NEW YORK – Stocks ended barely changed thanks to a late comebackTuesday as investors weighed a strong surge in construction and manufacturing activities against a spike in crude oil prices to a record high.
The Dow Jones industrial average (search) closed up 14.2 points, or 0.14 percent, at 10,202.65. The Standard & Poor's 500 Index (search) gained 0.56 point, or 0.05 percent, to 1,121.24. . The technology-focused Nasdaq Composite Index (search) rose 4.03 points, or 0.2 percent, to 1,990.77.
Pharmaceutical companies also jumped, with Merck & Co. (MRK) leading the blue-chip Dow higher and Baxter International Inc. providing a boost to the Standard & Poor's.
The indexes spent most of the day lower as investors worried that soaring oil prices would raise costs for companies and consumers.

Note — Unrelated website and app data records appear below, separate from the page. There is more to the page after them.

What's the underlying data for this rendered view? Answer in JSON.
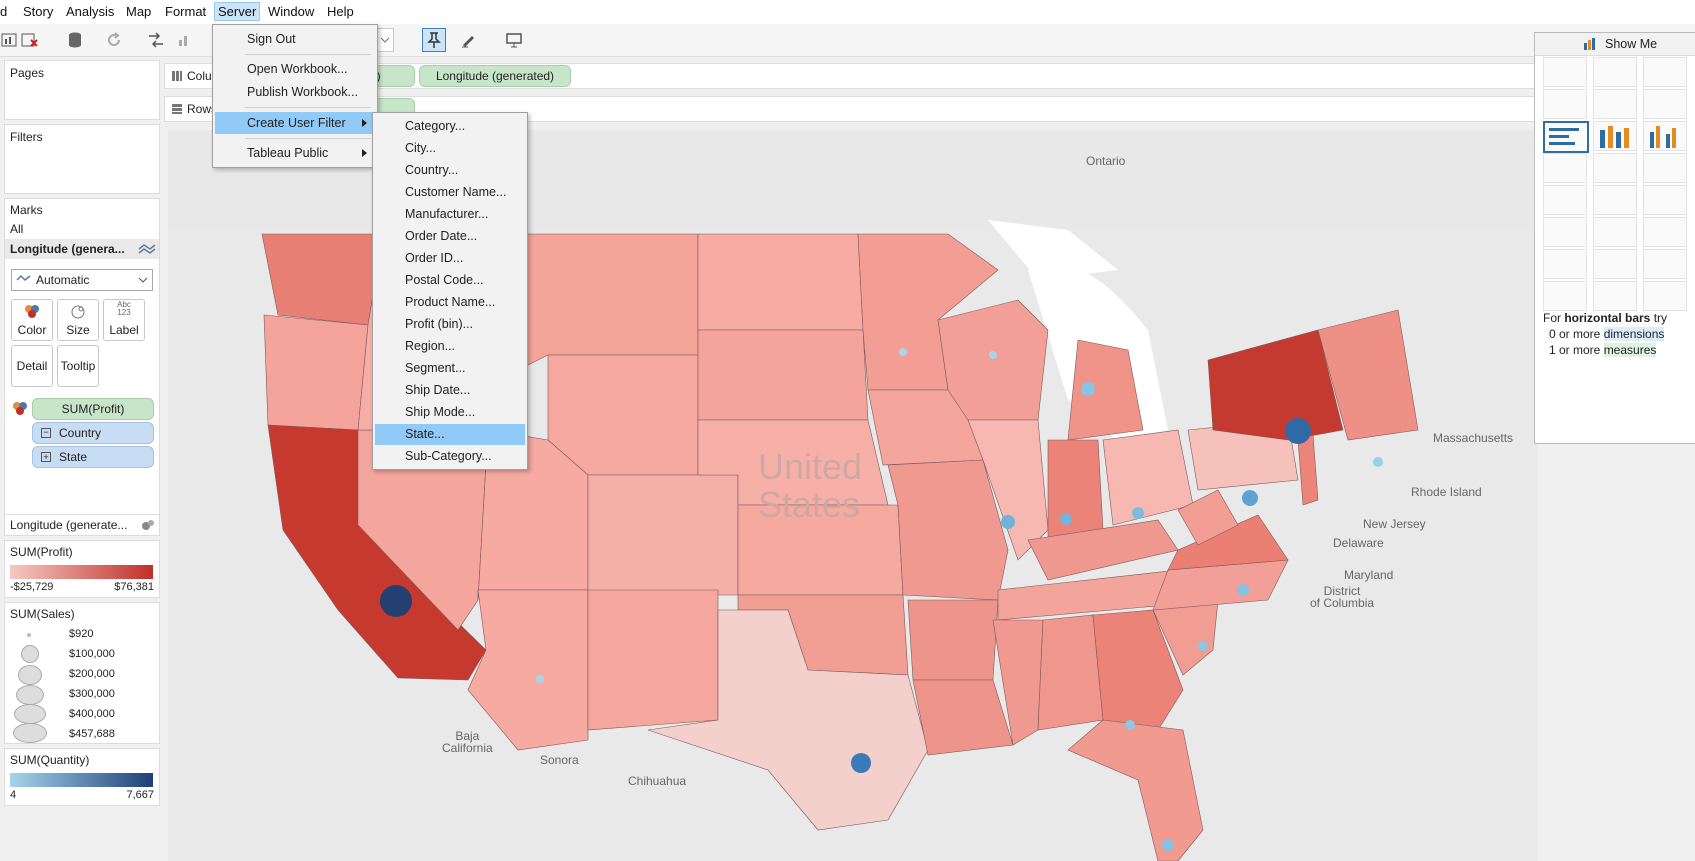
{
  "menubar": {
    "items": [
      "d",
      "Story",
      "Analysis",
      "Map",
      "Format",
      "Server",
      "Window",
      "Help"
    ],
    "active": "Server"
  },
  "shelves": {
    "columns_label": "Colu",
    "columns_pill_partial": "d)",
    "columns_pill": "Longitude (generated)",
    "rows_label": "Rows"
  },
  "left": {
    "pages_title": "Pages",
    "filters_title": "Filters",
    "marks_title": "Marks",
    "marks_all": "All",
    "marks_card_title": "Longitude (genera...",
    "mark_type": "Automatic",
    "buttons": {
      "color": "Color",
      "size": "Size",
      "label": "Label",
      "label_glyph": "Abc\n123",
      "detail": "Detail",
      "tooltip": "Tooltip"
    },
    "fields": [
      "SUM(Profit)",
      "Country",
      "State"
    ],
    "layer2": "Longitude (generate...",
    "profit_legend": {
      "title": "SUM(Profit)",
      "min": "-$25,729",
      "max": "$76,381",
      "color_low": "#f7c9c3",
      "color_high": "#c0302a"
    },
    "sales_legend": {
      "title": "SUM(Sales)",
      "items": [
        "$920",
        "$100,000",
        "$200,000",
        "$300,000",
        "$400,000",
        "$457,688"
      ]
    },
    "quantity_legend": {
      "title": "SUM(Quantity)",
      "min": "4",
      "max": "7,667",
      "color_low": "#a5d5ea",
      "color_high": "#1f3f78"
    }
  },
  "server_menu": {
    "items": [
      "Sign Out",
      "Open Workbook...",
      "Publish Workbook...",
      "Create User Filter",
      "Tableau Public"
    ],
    "highlighted": "Create User Filter"
  },
  "user_filter_menu": {
    "items": [
      "Category...",
      "City...",
      "Country...",
      "Customer Name...",
      "Manufacturer...",
      "Order Date...",
      "Order ID...",
      "Postal Code...",
      "Product Name...",
      "Profit (bin)...",
      "Region...",
      "Segment...",
      "Ship Date...",
      "Ship Mode...",
      "State...",
      "Sub-Category..."
    ],
    "highlighted": "State..."
  },
  "map": {
    "labels": [
      "Ontario",
      "Massachusetts",
      "Rhode Island",
      "New Jersey",
      "Delaware",
      "Maryland",
      "District\nof Columbia",
      "Baja\nCalifornia",
      "Sonora",
      "Chihuahua"
    ],
    "watermark": "United\nStates"
  },
  "show_me": {
    "title": "Show Me",
    "hint_prefix": "For ",
    "hint_bold": "horizontal bars",
    "hint_suffix": " try",
    "line1_prefix": "0 or more ",
    "line1_term": "dimensions",
    "line2_prefix": "1 or more ",
    "line2_term": "measures"
  }
}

Strong factory and construction data early in the day briefly lifted stocks before rising oil prices sent them lower.
But optimism came back late in the day, said Peter Cardillo, chief market analyst at SW Bach and Co.
"The market wants to move higher based on good fundamentals, but obviously it is subject from time to time to the fear factor, which is terrorism and oil prices."

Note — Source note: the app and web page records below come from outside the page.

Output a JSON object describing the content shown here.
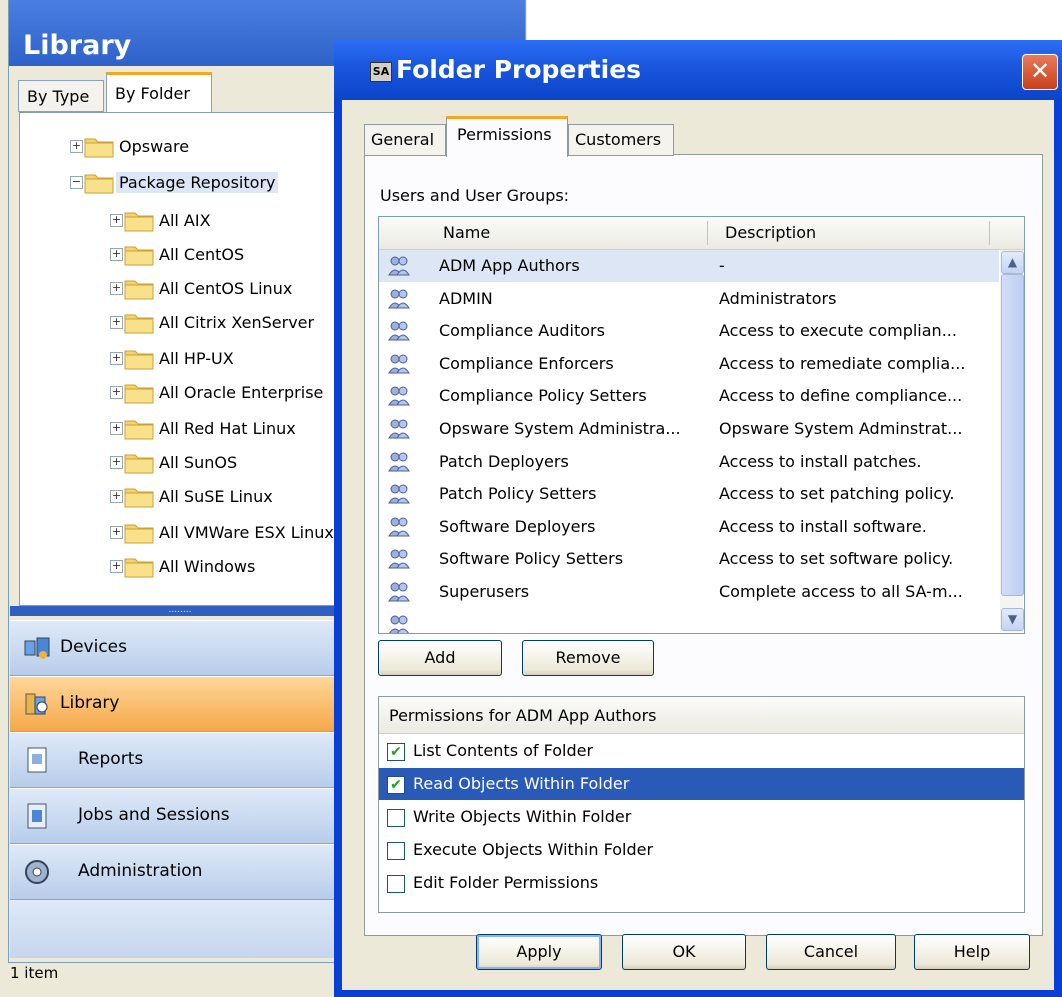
{
  "library": {
    "title": "Library",
    "tabs": [
      {
        "label": "By Type"
      },
      {
        "label": "By Folder"
      }
    ],
    "tree": [
      {
        "label": "Opsware",
        "expander": "+"
      },
      {
        "label": "Package Repository",
        "expander": "−"
      },
      {
        "label": "All AIX",
        "expander": "+"
      },
      {
        "label": "All CentOS",
        "expander": "+"
      },
      {
        "label": "All CentOS Linux",
        "expander": "+"
      },
      {
        "label": "All Citrix XenServer",
        "expander": "+"
      },
      {
        "label": "All HP-UX",
        "expander": "+"
      },
      {
        "label": "All Oracle Enterprise",
        "expander": "+"
      },
      {
        "label": "All Red Hat Linux",
        "expander": "+"
      },
      {
        "label": "All SunOS",
        "expander": "+"
      },
      {
        "label": "All SuSE Linux",
        "expander": "+"
      },
      {
        "label": "All VMWare ESX Linux",
        "expander": "+"
      },
      {
        "label": "All Windows",
        "expander": "+"
      }
    ],
    "splitter_grip": "........",
    "nav": [
      {
        "label": "Devices",
        "icon": "devices-icon"
      },
      {
        "label": "Library",
        "icon": "library-icon"
      },
      {
        "label": "Reports",
        "icon": "reports-icon"
      },
      {
        "label": "Jobs and Sessions",
        "icon": "jobs-icon"
      },
      {
        "label": "Administration",
        "icon": "administration-icon"
      }
    ],
    "status": "1 item"
  },
  "dialog": {
    "title": "Folder Properties",
    "title_icon": "SA",
    "close_glyph": "✕",
    "tabs": [
      {
        "label": "General"
      },
      {
        "label": "Permissions"
      },
      {
        "label": "Customers"
      }
    ],
    "users_label": "Users and User Groups:",
    "columns": {
      "name": "Name",
      "description": "Description"
    },
    "rows": [
      {
        "name": "ADM App Authors",
        "description": "-"
      },
      {
        "name": "ADMIN",
        "description": "Administrators"
      },
      {
        "name": "Compliance Auditors",
        "description": "Access to execute complian..."
      },
      {
        "name": "Compliance Enforcers",
        "description": "Access to remediate complia..."
      },
      {
        "name": "Compliance Policy Setters",
        "description": "Access to define compliance..."
      },
      {
        "name": "Opsware System Administra...",
        "description": "Opsware System Adminstrat..."
      },
      {
        "name": "Patch Deployers",
        "description": "Access to install patches."
      },
      {
        "name": "Patch Policy Setters",
        "description": "Access to set patching policy."
      },
      {
        "name": "Software Deployers",
        "description": "Access to install software."
      },
      {
        "name": "Software Policy Setters",
        "description": "Access to set software policy."
      },
      {
        "name": "Superusers",
        "description": "Complete access to all SA-m..."
      }
    ],
    "scroll_up": "▲",
    "scroll_down": "▼",
    "add_label": "Add",
    "remove_label": "Remove",
    "permissions_header": "Permissions for ADM App Authors",
    "permissions": [
      {
        "label": "List Contents of Folder",
        "checked": true
      },
      {
        "label": "Read Objects Within Folder",
        "checked": true
      },
      {
        "label": "Write Objects Within Folder",
        "checked": false
      },
      {
        "label": "Execute Objects Within Folder",
        "checked": false
      },
      {
        "label": "Edit Folder Permissions",
        "checked": false
      }
    ],
    "check_glyph": "✔",
    "buttons": {
      "apply": "Apply",
      "ok": "OK",
      "cancel": "Cancel",
      "help": "Help"
    }
  }
}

An attack on foreign oil workers in Saudi Arabia, which left 22 people dead, sent benchmark oil prices settling up $2.45, or 6 percent, at $42.33 a barrel, setting a 21-year record on the New York Mercantile Exchange (search). The jump in turn raised stock investors' worries about the impact of rising energy prices on inflation and the Federal Reserve's interest rate policy.
"It's all about oil right now because of the terror attack in Saudi Arabia," said Todd Leone, managing director of equity trading at SG Cowen Securities. "Actually, though, the market's hung in there pretty well. I think that the attack happened there instead of here helped ease some fears."

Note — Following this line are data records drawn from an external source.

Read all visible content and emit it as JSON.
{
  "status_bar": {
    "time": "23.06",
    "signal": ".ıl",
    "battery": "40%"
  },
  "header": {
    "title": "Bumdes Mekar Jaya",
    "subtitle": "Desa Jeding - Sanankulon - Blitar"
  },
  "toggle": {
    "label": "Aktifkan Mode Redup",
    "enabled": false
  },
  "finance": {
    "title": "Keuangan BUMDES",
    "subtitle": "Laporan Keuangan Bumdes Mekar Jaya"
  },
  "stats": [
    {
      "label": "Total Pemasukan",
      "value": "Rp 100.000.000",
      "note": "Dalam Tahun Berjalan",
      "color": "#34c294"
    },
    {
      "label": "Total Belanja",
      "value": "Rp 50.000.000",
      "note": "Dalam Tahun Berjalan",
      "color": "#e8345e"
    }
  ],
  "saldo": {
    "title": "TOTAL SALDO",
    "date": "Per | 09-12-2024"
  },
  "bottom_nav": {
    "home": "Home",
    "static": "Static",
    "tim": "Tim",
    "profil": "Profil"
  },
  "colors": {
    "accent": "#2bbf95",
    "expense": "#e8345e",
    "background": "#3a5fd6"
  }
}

However, a higher-than-expected rise in construction spending and strong growth in the manufacturing sector showed that the potential for higher rates would not harm two of the major engines of the economy — a major concern of investors. Those bullish figures kept stocks from plunging and let buyers re-enter the market late in the session.
An Institute for Supply Management (search) survey showed U.S. manufacturing grew faster than expected in May, while Commerce Department data showed the monthly increase in construction spending beat Wall Street's estimates.
Some investors also were waiting on the sidelines until Friday's payroll report for May from the Labor Department, which will show the number of new jobs added by the economy for that month.
"The jobs report that's due out this week is going to be pretty big for the market, I'm sure," said Joseph Kalinowski, director of research at Puglisi and Co. "We're just sort of waiting for the end of the week here."
ExxonMobil shares rose 45 cents, or about 1 percent, to $43.70.
Merck shares rose $1.06, or 2.2 percent, to $48.36, making it the biggest percentage gainer on the Dow. Baxter added 28 cents to $31.72.
Viacom fell 46 cents to $36.81 after president and chief operating officer Mel Karmazin unexpectedly resigned. MTV chief Tom Freston and CBS executive Leslie Moonves will share the company's No. 2 post.
Altria Group (MO) buoyed the Dow after a Barron's report suggested tobacco companies could be a good investments after being beaten down recently following recent adverse court rulings. Altria shares rose 58 cents, or 1.2 percent, to $48.55.
Medtronic Inc. (MDT) and Genzyme Corp. (GENZ) have formed a joint venture to develop new drugs for heart disease, including treatments to repair damaged heart tissue. Medtronic climbed 95 cents to $48.85, while Genzyme was down 11 cents at $43.74.
Boston Scientific Corp. (BSX) gained $1.30 to $45.60 after its announced the acquisition of privately held Advanced Bionics Corp. for $740 million, giving the company a stronger presence in implanted microelectronic devices.
Labor Ready Inc. (LRW) surged $1.68 to $13.85 after raising its second-quarter earnings estimates. The temporary labor agency said it had better-than-expected sales in April and May.
Oracle Corp. (ORCL) fell 28 cents to $11.12 after a downgrade from Prudential, from overweight to neutral.
The Russell 2000 index of smaller companies was up 4.23, or 0.7 percent, at 572.51.
Overseas, Japan's Nikkei stock average rose 0.5 percent. In afternoon trading, Britain's FTSE 100 closed down 0.2 percent, France's CAC-40 was off 1.2 percent for the session and Germany's DAX index dropped 1.5 percent.
Reuters and the Associated Press contributed to this report.